Cross-selling and up-selling are two different things that can help increase your average order value.
Cross-selling is done when you are offering complementary products in addition to what your customer is already buying. For instance, if you sell printers, your customers will likely be interested in purchasing toner as well. Amazon does a great job with its “customers who bought this item also bought” section on its product pages.
Up-selling is suggesting an improved version of the product that a customer currently has in their cart. For example, if you sell guitar amplifiers, you can offer a better version of the product for just X dollars more.
To implement cross-selling and up-selling, there are several applications that you can use. If you have a Shopify store, check out Recommendify and Product Upsell.
Cart abandonment rate
Your cart abandonment rate is the percentage of people who put a product in their shopping cart but never make a purchase. According to some studies, 70% of customers abandon their shopping carts. This is a huge killer for ecommerce businesses and is something that you need to optimize as an online store owner.
Your cart abandonment rate can be calculated by setting up a funnel in Google Analytics. Set goal funnels with every page throughout your purchase process. Let’s say your conversion funnel looks like this:
In this case, your cart abandonment rate would be 50%. Essentially the cart abandonment rate is (1-n), where n is the percentage of customers who added a product to their cart and made a purchase.
So, why do people abandon their carts? There are a variety of reasons. These include issues with pricing, finding a better price elsewhere, website navigation issues, lack of good delivery options. However, by far the most common reason why people abandon their carts is that they receive unexpected costs when getting to checkout. Suddenly adding on some sort of arbitrary service fee is a surefire way to anger your customers in the checkout process. People don’t like to be tricked. It’s always best to be up-front with your customers regarding the full cost of your product.
There are many tactics that you can use to reduce cart abandonment rates. Firstly, do not surprise your customers with unexpected costs in the checkout process. One effective thing you can do is to offer an option for free shipping. A Deloitte study found that 69% of people are more likely to shop with a store that has free shipping.

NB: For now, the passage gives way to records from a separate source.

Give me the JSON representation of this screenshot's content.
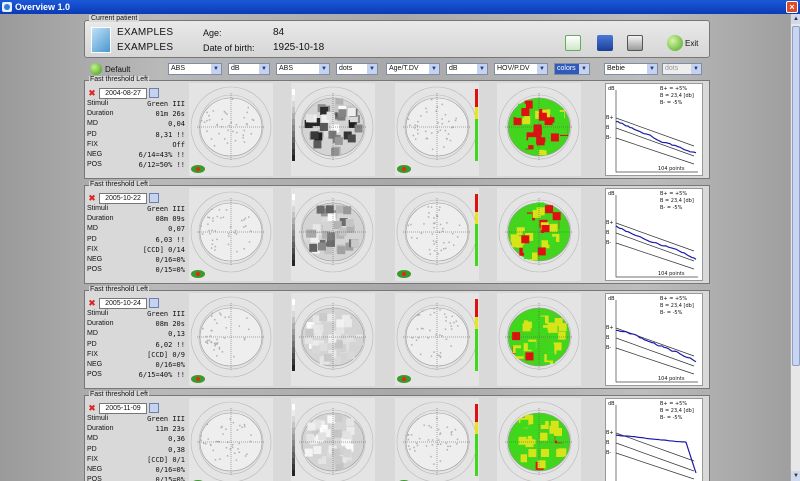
{
  "window": {
    "title": "Overview 1.0",
    "close": "×"
  },
  "patient": {
    "legend": "Current patient",
    "last_name": "EXAMPLES",
    "first_name": "EXAMPLES",
    "age_label": "Age:",
    "age_value": "84",
    "dob_label": "Date of birth:",
    "dob_value": "1925-10-18",
    "exit_label": "Exit"
  },
  "toolbar": {
    "default_label": "Default",
    "selects": [
      "ABS",
      "dB",
      "ABS",
      "dots",
      "Age/T.DV",
      "dB",
      "HOV/P.DV",
      "colors",
      "Bebie",
      "dots"
    ]
  },
  "tests": [
    {
      "header": "Fast threshold   Left",
      "date": "2004-08-27",
      "stats": [
        [
          "Stimuli",
          "Green III"
        ],
        [
          "Duration",
          "01m 26s"
        ],
        [
          "MD",
          "0,04"
        ],
        [
          "PD",
          "8,31 !!"
        ],
        [
          "FIX",
          "Off"
        ],
        [
          "NEG",
          "6/14=43% !!"
        ],
        [
          "POS",
          "6/12=50% !!"
        ]
      ]
    },
    {
      "header": "Fast threshold   Left",
      "date": "2005-10-22",
      "stats": [
        [
          "Stimuli",
          "Green III"
        ],
        [
          "Duration",
          "08m 09s"
        ],
        [
          "MD",
          "0,07"
        ],
        [
          "PD",
          "6,03 !!"
        ],
        [
          "FIX",
          "[CCD]  0/14"
        ],
        [
          "NEG",
          "0/16=0%"
        ],
        [
          "POS",
          "0/15=0%"
        ]
      ]
    },
    {
      "header": "Fast threshold   Left",
      "date": "2005-10-24",
      "stats": [
        [
          "Stimuli",
          "Green III"
        ],
        [
          "Duration",
          "08m 20s"
        ],
        [
          "MD",
          "0,13"
        ],
        [
          "PD",
          "6,02 !!"
        ],
        [
          "FIX",
          "[CCD]  0/9"
        ],
        [
          "NEG",
          "0/16=0%"
        ],
        [
          "POS",
          "6/15=40% !!"
        ]
      ]
    },
    {
      "header": "Fast threshold   Left",
      "date": "2005-11-09",
      "stats": [
        [
          "Stimuli",
          "Green III"
        ],
        [
          "Duration",
          "11m 23s"
        ],
        [
          "MD",
          "0,36"
        ],
        [
          "PD",
          "0,38"
        ],
        [
          "FIX",
          "[CCD]  0/1"
        ],
        [
          "NEG",
          "0/16=0%"
        ],
        [
          "POS",
          "0/15=0%"
        ]
      ]
    }
  ],
  "graph_labels": {
    "b_plus": "B+ = +5%",
    "b": "B  = 23,4 [db]",
    "b_minus": "B- = -5%",
    "db": "dB",
    "points": "104 points",
    "bp": "B+",
    "bm": "B-",
    "bb": "B"
  },
  "colors": {
    "title_bar": "#0a3bb6",
    "green": "#3ed81c",
    "red": "#e01010",
    "yellow": "#e6e61a"
  }
}
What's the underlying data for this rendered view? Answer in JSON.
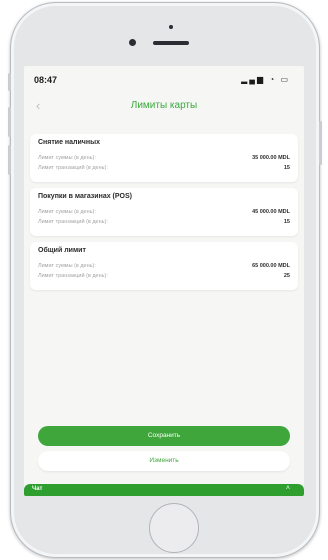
{
  "status_bar": {
    "time": "08:47",
    "icons": "signal wifi battery"
  },
  "header": {
    "back_icon": "chevron-left-icon",
    "title": "Лимиты карты"
  },
  "cards": [
    {
      "title": "Снятие наличных",
      "rows": [
        {
          "label": "Лимит суммы (в день):",
          "value": "35 000.00 MDL"
        },
        {
          "label": "Лимит транзакций (в день):",
          "value": "15"
        }
      ]
    },
    {
      "title": "Покупки в магазинах (POS)",
      "rows": [
        {
          "label": "Лимит суммы (в день):",
          "value": "45 000.00 MDL"
        },
        {
          "label": "Лимит транзакций (в день):",
          "value": "15"
        }
      ]
    },
    {
      "title": "Общий лимит",
      "rows": [
        {
          "label": "Лимит суммы (в день):",
          "value": "65 000.00 MDL"
        },
        {
          "label": "Лимит транзакций (в день):",
          "value": "25"
        }
      ]
    }
  ],
  "actions": {
    "save": "Сохранить",
    "edit": "Изменить"
  },
  "chat": {
    "label": "Чат",
    "toggle_icon": "chevron-up-icon"
  },
  "colors": {
    "accent": "#3ea63b",
    "background": "#f6f7f5",
    "card": "#ffffff"
  }
}
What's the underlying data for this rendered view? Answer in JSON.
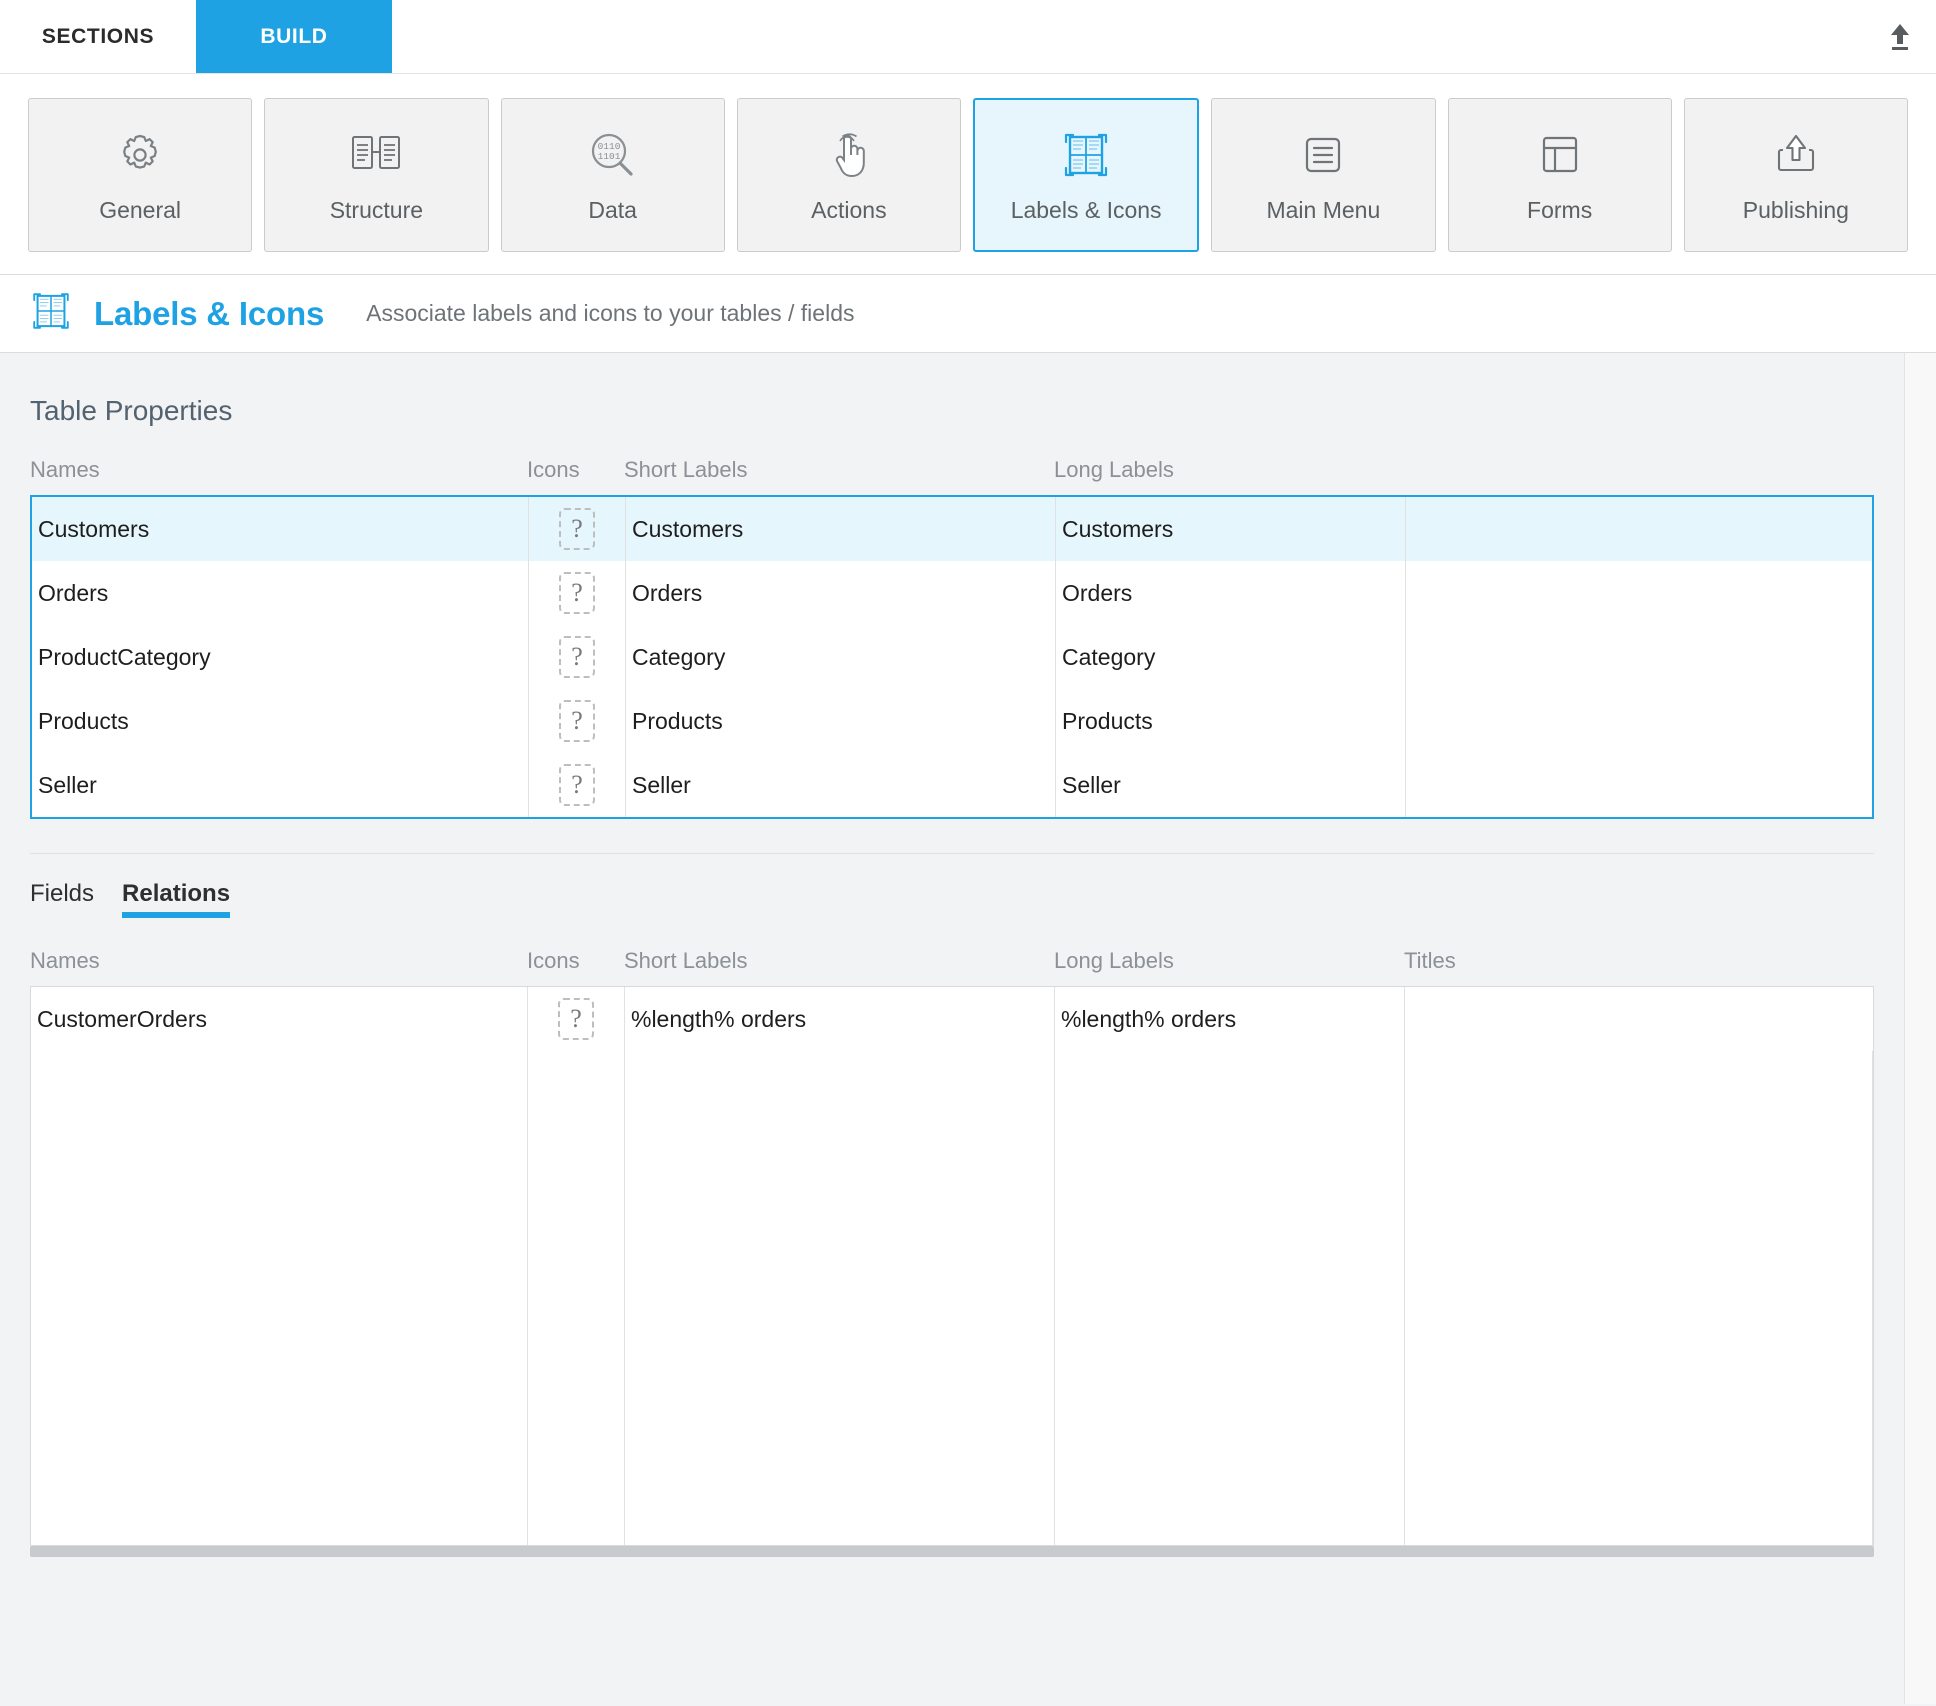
{
  "topbar": {
    "tabs": [
      {
        "label": "SECTIONS",
        "active": false
      },
      {
        "label": "BUILD",
        "active": true
      }
    ],
    "upload_icon": "upload-icon"
  },
  "sections": {
    "buttons": [
      {
        "label": "General",
        "icon": "gear-icon",
        "active": false
      },
      {
        "label": "Structure",
        "icon": "linked-documents-icon",
        "active": false
      },
      {
        "label": "Data",
        "icon": "binary-magnifier-icon",
        "active": false
      },
      {
        "label": "Actions",
        "icon": "tap-hand-icon",
        "active": false
      },
      {
        "label": "Labels & Icons",
        "icon": "labels-grid-icon",
        "active": true
      },
      {
        "label": "Main Menu",
        "icon": "hamburger-box-icon",
        "active": false
      },
      {
        "label": "Forms",
        "icon": "layout-panel-icon",
        "active": false
      },
      {
        "label": "Publishing",
        "icon": "upload-box-icon",
        "active": false
      }
    ]
  },
  "page_header": {
    "icon": "labels-grid-icon",
    "title": "Labels & Icons",
    "subtitle": "Associate labels and icons to your tables / fields"
  },
  "table_properties": {
    "section_title": "Table Properties",
    "columns": [
      "Names",
      "Icons",
      "Short Labels",
      "Long Labels",
      ""
    ],
    "rows": [
      {
        "name": "Customers",
        "icon": "?",
        "short": "Customers",
        "long": "Customers",
        "title": "",
        "selected": true
      },
      {
        "name": "Orders",
        "icon": "?",
        "short": "Orders",
        "long": "Orders",
        "title": "",
        "selected": false
      },
      {
        "name": "ProductCategory",
        "icon": "?",
        "short": "Category",
        "long": "Category",
        "title": "",
        "selected": false
      },
      {
        "name": "Products",
        "icon": "?",
        "short": "Products",
        "long": "Products",
        "title": "",
        "selected": false
      },
      {
        "name": "Seller",
        "icon": "?",
        "short": "Seller",
        "long": "Seller",
        "title": "",
        "selected": false
      }
    ]
  },
  "sub_tabs": [
    {
      "label": "Fields",
      "active": false
    },
    {
      "label": "Relations",
      "active": true
    }
  ],
  "relations": {
    "columns": [
      "Names",
      "Icons",
      "Short Labels",
      "Long Labels",
      "Titles"
    ],
    "rows": [
      {
        "name": "CustomerOrders",
        "icon": "?",
        "short": "%length% orders",
        "long": "%length% orders",
        "title": ""
      }
    ]
  },
  "colors": {
    "accent": "#1ea2e4",
    "selected_row": "#e6f6fd",
    "page_bg": "#f2f3f5",
    "panel_bg": "#ffffff"
  }
}
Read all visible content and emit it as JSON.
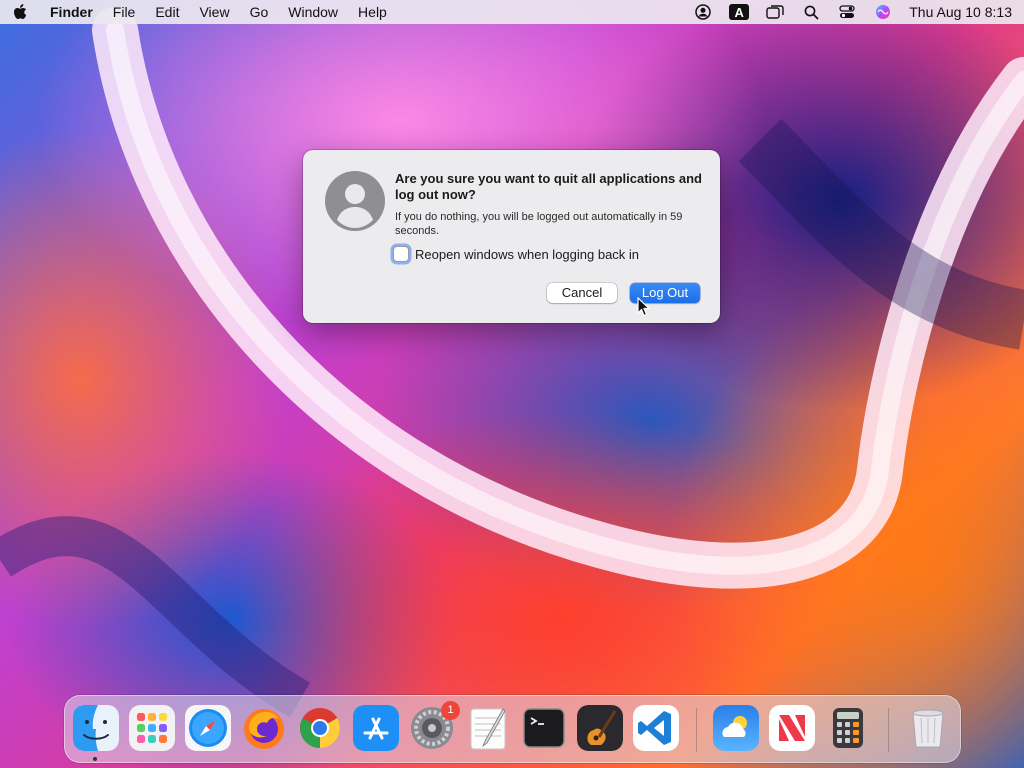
{
  "menubar": {
    "app_name": "Finder",
    "items": [
      "File",
      "Edit",
      "View",
      "Go",
      "Window",
      "Help"
    ],
    "input_source": "A",
    "clock": "Thu Aug 10  8:13"
  },
  "dialog": {
    "title": "Are you sure you want to quit all applications and log out now?",
    "message": "If you do nothing, you will be logged out automatically in 59 seconds.",
    "checkbox_label": "Reopen windows when logging back in",
    "checkbox_checked": false,
    "cancel_label": "Cancel",
    "logout_label": "Log Out"
  },
  "dock": {
    "apps": [
      "finder",
      "launchpad",
      "safari",
      "firefox",
      "chrome",
      "app-store",
      "system-preferences",
      "textedit",
      "terminal",
      "garageband",
      "vscode",
      "weather",
      "news",
      "calculator",
      "trash"
    ],
    "system_preferences_badge": "1"
  },
  "colors": {
    "accent": "#1a6ee8",
    "badge": "#f0443a"
  }
}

Keep your checkout process short and simple. Less clicks and less unnecessary fields to fill out will reduce friction in the payment process and surely lead to an decrease in cart abandonment.
Also, do not redirect your customer to some third party website for payment. They had just spent so much time getting attached to your store, and you spent so much time building that trust with them, that it is absolutely nonsensical to send them to another site just so they can make a payment.
Finally, make it easy for users to go back and fix their cart. Make it so that customers can come back without having to fill out all of their information again. This will also help to decrease friction in the process.
Another great strategy to employ is email recovery plans. If someone has added a product to their cart, they have already shown a high level of interest in your products, so this is a great opportunity to target them. These emails should include pictures of their item, customer reviews of the product, return policy information and a strong call to action to get them back on your website. We suggest sending out three emails over the period of a week with the first email coming within 24 hours of cart abandonment. One caveat with this though, is that you will have to be sure that you have an email of collecting customer emails early in the conversion process so that you can reach out to them later.
And that’s everything we have for you today. Of course, there are so many things for you to take care of in your online store. However, today we wanted to keep it simple and point out the most important big-picture metrics for your business. We also wanted to give you some tips on how to optimize these. So, go out and try some of the tactics that we suggested. Applied properly, they will provide a strong boost to your ecommerce business.